Highlight Tone Priority explained
Applies to: Canon EOS digital Rebel DSLR cameras, general concept applies to entire line of Canon DSLRs
There is a lot of confusion regarding the highlight tone priority and how it works. The internet is full of misleading and completely weird information on the subject while Canon does not actually reveal anything much in the camera user manuals. So here are the common questions answered very clearly as facts. I have verified these myself after consulting Canon's firmware operations and carrying out controlled tests.
Belief #1: No in-camera settings affect RAW file
That is absolutely wrong. There are settings that drastically affect the RAW file and produce notable changes in the file size and appearance. To make the best of your camera, you need to keep in mind what affects RAW files.
The biggest ones (custom functions) are:
1) Long exposure noise reduction - recommended setting: Auto
2) High ISO noise reduction - recommended setting: standard (high will slow down your camera)
3) Highlight tone priority - recommended setting: subject for another whole article
Belief #2: HTP (highlight tone priority) expands dynamic range
This is again quite wrong. It only APPEARS to extend dynamic range and include highlights. But if that were true, wouldn't Canon keep HTP on by default? Extra range doesn't hurt, right?
Fact is, HTP switches the ISO down one stop (i.e. if you select 200, sensor ISO will be set to 100). This causes an underexposure, thus including highlights. On this underexposed image, the processor applies a tone-curve adjustment and raises the shadows up. So in other words - since actual ISO was lower than selected, some darkest areas will be absolute blacks and tone curve adjustment cannot save them. This means you lost shadow detail to save highlight detail - yes, it is a bargain.
Belief #3: HTP produces better files
Depends on the situation. If you have a wholly bright situation, HTP will produce a bigger RAW file and have more details than otherwise. Otherwise if the shadows contain most details and form the dominant part of the image, switch off HTP to reduce shadow noise and increase contrast in shadow regions.
Program the menu settings to help you change HTP in two button presses.
Belief #4: HTP "exposes to the right"
No, HTP does not affect your metering or exposure at all. The mid tone is EXACTLY similarly exposed with HTP on or off. It doesn't matter there. HTP only decides where you have more detail - in highlights or shadows.
To make the most out of your camera:
Learn to frequently change the HTP setting, especially while doing travel photography. On a cloudy day, HTP should be on. On a clear sky day, turning off HTP will sometimes increase the size of your RAW files by even 2MB ...and render midtones beautifully. That's what Canon is known for - vivid colors.

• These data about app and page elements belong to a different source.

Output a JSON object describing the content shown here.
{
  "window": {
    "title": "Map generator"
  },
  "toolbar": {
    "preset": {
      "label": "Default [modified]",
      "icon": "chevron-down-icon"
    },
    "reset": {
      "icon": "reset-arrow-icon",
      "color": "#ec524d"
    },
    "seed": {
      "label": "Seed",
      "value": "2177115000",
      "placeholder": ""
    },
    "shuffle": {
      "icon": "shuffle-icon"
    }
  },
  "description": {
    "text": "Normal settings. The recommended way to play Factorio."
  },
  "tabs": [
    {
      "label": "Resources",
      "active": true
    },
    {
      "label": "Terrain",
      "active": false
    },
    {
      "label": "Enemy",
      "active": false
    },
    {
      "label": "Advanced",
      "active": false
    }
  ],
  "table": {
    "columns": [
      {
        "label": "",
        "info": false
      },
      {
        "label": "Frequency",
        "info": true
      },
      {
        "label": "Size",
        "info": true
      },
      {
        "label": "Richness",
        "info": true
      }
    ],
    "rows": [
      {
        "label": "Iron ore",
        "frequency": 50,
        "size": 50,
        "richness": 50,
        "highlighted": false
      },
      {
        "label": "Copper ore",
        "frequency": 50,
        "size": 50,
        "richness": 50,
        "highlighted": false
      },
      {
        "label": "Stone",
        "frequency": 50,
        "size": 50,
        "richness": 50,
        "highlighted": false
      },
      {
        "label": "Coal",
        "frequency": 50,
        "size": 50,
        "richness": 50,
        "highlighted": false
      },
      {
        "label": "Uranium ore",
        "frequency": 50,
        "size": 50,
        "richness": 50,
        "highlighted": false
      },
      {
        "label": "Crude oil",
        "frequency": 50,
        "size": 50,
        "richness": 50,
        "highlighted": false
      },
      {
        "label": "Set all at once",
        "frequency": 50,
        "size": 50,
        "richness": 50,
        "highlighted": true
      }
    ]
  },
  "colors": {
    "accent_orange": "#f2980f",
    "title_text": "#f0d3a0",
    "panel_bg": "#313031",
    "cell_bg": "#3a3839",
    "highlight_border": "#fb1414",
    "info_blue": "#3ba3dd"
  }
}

Also, for HDR photography, it is highly recommended to keep HTP off. Why let the camera mess with the sensor data when you are already doing multiple exposures? This will keep noise under control in high ISO HDR images like handheld HDR of a church interior (as using tripods is not always allowed)
Finally, if you just don't like the HTP - my suggestion is, turn it off. Permanently.
And shoot photos in such a way that nothing is overexposed too much. Then brighten up shadows in post processing. That's all HTP actually does anyway.
Feel free to leave any questions or comments regarding this topic.
Of course, proper exposure is necessary and is to be taken care of regardless of whether HTP is on or off.
Photo credits: Pratik Panda.
- Halloween Creatures: the Owl
- A Moment of Awe-Inspiring Wonder
- An emotional wakening (eventually)
- Everybody loves to take pictures of cats
- Halloween Creatures: the Black Cat
- Aim to shoot for International markets- Advice for stock footage
- Halloween Creatures: the Spider
- Tip of the week: Stock photography and Social Media